This study outlines aluminum's dose-dependent cardiotoxic effects. - GreenMedInfo Summary
Aluminum: A potentially toxic metal with dose-dependent effects on cardiac bioaccumulation, mineral distribution, DNA oxidation and microstructural remodeling.
Environ Pollut. 2018 Nov ;242(Pt A):814-826. Epub 2018 Jul 17. PMID: 30032078
Rômulo D Novaes
Large amounts of aluminum (Al) are found in wastewater from industrial bauxite mining, which is often responsible for the contamination of drinking water sources in urban and rural communities.
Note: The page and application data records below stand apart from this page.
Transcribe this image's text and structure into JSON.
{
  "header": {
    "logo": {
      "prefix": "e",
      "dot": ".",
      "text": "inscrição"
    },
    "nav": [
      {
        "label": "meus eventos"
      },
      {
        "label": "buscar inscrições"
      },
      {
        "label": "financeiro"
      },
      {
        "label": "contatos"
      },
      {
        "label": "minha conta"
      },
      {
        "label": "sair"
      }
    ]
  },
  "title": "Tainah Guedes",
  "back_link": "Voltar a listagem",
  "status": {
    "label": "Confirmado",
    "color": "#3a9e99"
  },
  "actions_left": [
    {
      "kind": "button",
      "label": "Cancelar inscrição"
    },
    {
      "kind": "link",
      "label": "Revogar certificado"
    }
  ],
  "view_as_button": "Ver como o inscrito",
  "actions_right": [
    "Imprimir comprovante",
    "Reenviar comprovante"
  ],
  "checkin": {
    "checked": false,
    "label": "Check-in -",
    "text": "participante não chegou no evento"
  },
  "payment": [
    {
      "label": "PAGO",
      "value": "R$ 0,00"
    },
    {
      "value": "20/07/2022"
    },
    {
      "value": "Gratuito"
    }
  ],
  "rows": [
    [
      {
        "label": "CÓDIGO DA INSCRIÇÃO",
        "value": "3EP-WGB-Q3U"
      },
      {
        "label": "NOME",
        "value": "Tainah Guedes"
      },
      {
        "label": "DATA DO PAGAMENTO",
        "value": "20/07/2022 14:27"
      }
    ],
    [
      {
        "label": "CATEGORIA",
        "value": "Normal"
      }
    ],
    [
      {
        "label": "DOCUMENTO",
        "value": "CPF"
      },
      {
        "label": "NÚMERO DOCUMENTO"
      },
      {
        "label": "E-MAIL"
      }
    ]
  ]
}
Although this metal exhibits broad environmental distribution, its cardiac repercussions are poorly understood, making it difficult to establish diagnostic criteria in cases of Al intoxication. In the absence of clinical data, we used a preclinical model to investigate the impact of Al exposure on heart bioaccumulation, molecular oxidation, micromineral distribution, structural and ultrastructural remodeling of the cardiac tissue. Male Wistar rats were equally randomized into five groups: G1 = distilled water; and G2 to G5 = 0.02, 0.1, 50, and 200 mg/kg aluminum solution, respectively. After 120 days, the hearts were collected and subjected to mineral microanalysis, immunoenzymatic detection of 8-OHdG, as well as bright field, polarizing, scanning and transmission electron microscopy to estimate the extent of the cardiac remodeling and cardiomyocytes ultrastructure. Long-term Al exposure induced dose-dependent bioaccumulation, micromineral imbalance, genomic DNA oxidation, structural and ultrastructural abnormalities of the cardiac tissue, resulting in extensive parenchymal loss, stromal expansion, diffuse inflammatory infiltrate, increased glycoconjugate and collagen deposition, subversion and collapse of the collagen network, reduced myocardial vascularization index, mitochondrial swelling, sarcomere disorganization, myofilament dissociation, and fragmentation in cardiomyocytes. Our findings indicated that the heart was sensitive to Al-mediated toxicity, especially in animals treated with the three highest doses of Al. In response to Al-induced loss of the parenchyma, heart stroma exhibited a reactive and compensatory expansion, which, in combination withthe increased distribution of thick myofibrils and degenerated mitochondria in cardiomyocytes, provides morphological evidence that cardiac tissue adaptations are not enough to adjust the relationships between the parenchyma and stroma until a steady state is reached, resulting in continuous pathological remodeling potentially associated with Al-induced proinflammatory and pro-oxidant events.